A number of factors might contribute to sleep texting. These include:
Sleep texting might also have a genetic component, as people who have a family history of sleep disorders are at an increased risk of experiencing parasomnias.
Parasomnias can occur at any age, though they affect children more often. When they occur during adulthood, they may be triggered by an underlying condition.
Some underlying conditions that can contribute to parasomnias include:
- sleep breathing disorders, for instance obstructive sleep apnea
- use of medications, such as anti-psychotics or antidepressants
- substance use, including alcohol use
- health conditions (such as restless leg syndrome or gastroesophageal reflux disorder (GERD), whichdisrupt your sleep
There are a variety of different scenarios in which sleep texting can occur.
The most common is probably after receiving a notification. The phone rings or beeps to alert you to a new message. The notification might not even be for a text message. The sound prompts you to pick up the phone and compose a response, as you might during the day.
Another possible scenario when sleep texting might occur is during a dream in which you are using your phone or texting someone. Phone use in a dream could be prompted by a notification from your phone or be unprompted.
In other cases, texting during sleep might occur independent of a notification.
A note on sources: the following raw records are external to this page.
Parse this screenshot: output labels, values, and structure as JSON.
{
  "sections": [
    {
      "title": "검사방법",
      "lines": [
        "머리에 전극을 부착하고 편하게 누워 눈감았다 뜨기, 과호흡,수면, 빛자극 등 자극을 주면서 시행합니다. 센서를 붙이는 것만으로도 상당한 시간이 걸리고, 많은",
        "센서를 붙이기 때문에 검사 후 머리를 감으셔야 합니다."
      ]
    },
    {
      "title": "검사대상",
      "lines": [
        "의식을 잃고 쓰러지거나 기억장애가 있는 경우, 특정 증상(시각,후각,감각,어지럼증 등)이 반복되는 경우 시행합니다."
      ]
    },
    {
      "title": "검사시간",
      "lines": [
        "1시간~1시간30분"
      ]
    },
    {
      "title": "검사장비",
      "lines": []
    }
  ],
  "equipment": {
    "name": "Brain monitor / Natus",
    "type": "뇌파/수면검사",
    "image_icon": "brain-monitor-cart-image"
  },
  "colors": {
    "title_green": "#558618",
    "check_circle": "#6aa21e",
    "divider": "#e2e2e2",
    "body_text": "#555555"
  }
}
Since texting has become an automatic behavior for a lot of people, it’s possible to do it without prompting in a semiconscious state.
Sleep texting isn’t usually a serious problem. Aside from being humorous or possibly awkward, it doesn’t represent a risk to your health and well-being.
You should speak to a doctor if you experience sleep texting along with other disruptive or potentially dangerous parasomnias. If you maintain a consistent sleep routine and still experience parasomnias, they could be a sign of an underlying health condition.
For most people who sleep text, there is a simple solution. When it’s time to go to bed, you can try one of the following:
- turn off your phone or put your phone in “night mode”
- turn off sounds and notifications
- leave your phone out of your bedroom
- avoid using your phone in the hour before bed
Even if sleep texting isn’t a problem, keeping your device in the bedroom can have an impact on the quality and quantity of your sleep.
The same 2013 study found that technology use in the hour before bed is extremely common in the United States. The use of interactive technological devices, such as cell phones, is more often associated with trouble falling asleep and reported “unrefreshing” rest.
The impact of electronic devices on sleep is more apparent among teens and young adults, who tend to spend more time on their cell phones.
A 2015 study from Norway found that both daytime and bedtime use of electronic devices among adolescents was correlated with sleep measures. Device use was associated with shorter sleep duration, longer time spent falling asleep, and sleep deficits.
It’s possible to text while you’re asleep. Much like other behaviors that occur during sleep, sleep texting occurs in a semiconscious state.
Sleep texting isn’t usually a serious problem. You can prevent it by turning off notifications, turning off your phone altogether, or simply keeping your phone out of your bedroom.